Records:
______________________________
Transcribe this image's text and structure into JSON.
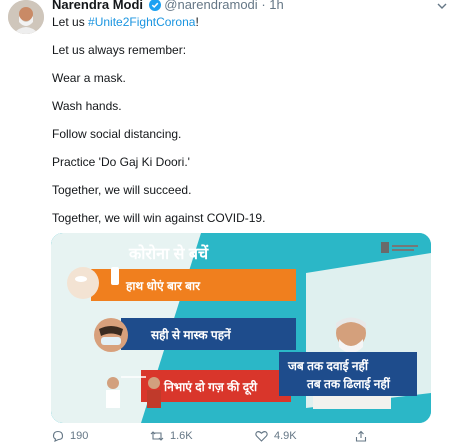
{
  "tweet": {
    "author_name": "Narendra Modi",
    "handle": "@narendramodi",
    "separator": "·",
    "time": "1h",
    "text_prefix": "Let us ",
    "hashtag": "#Unite2FightCorona",
    "text_suffix": "!",
    "lines": [
      "Let us always remember:",
      "Wear a mask.",
      "Wash hands.",
      "Follow social distancing.",
      "Practice 'Do Gaj Ki Doori.'",
      "Together, we will succeed.",
      "Together, we will win against COVID-19."
    ]
  },
  "poster": {
    "headline": "कोरोना से बचें",
    "rows": [
      "हाथ धोएं बार बार",
      "सही से मास्क पहनें",
      "निभाएं दो गज़ की दूरी"
    ],
    "slogan_line1": "जब तक दवाई नहीं",
    "slogan_line2": "तब तक ढिलाई नहीं",
    "colors": {
      "teal": "#25b3c4",
      "orange": "#f07f1e",
      "navy": "#1e4c8c",
      "red": "#d9362b"
    }
  },
  "actions": {
    "replies": "190",
    "retweets": "1.6K",
    "likes": "4.9K"
  },
  "icons": [
    "avatar",
    "verified-icon",
    "more-caret-icon",
    "reply-icon",
    "retweet-icon",
    "like-icon",
    "share-icon",
    "emblem-icon"
  ]
}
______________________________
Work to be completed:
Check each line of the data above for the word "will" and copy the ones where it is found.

Response to the exercise:
      "Together, we will succeed.",
      "Together, we will win against COVID-19."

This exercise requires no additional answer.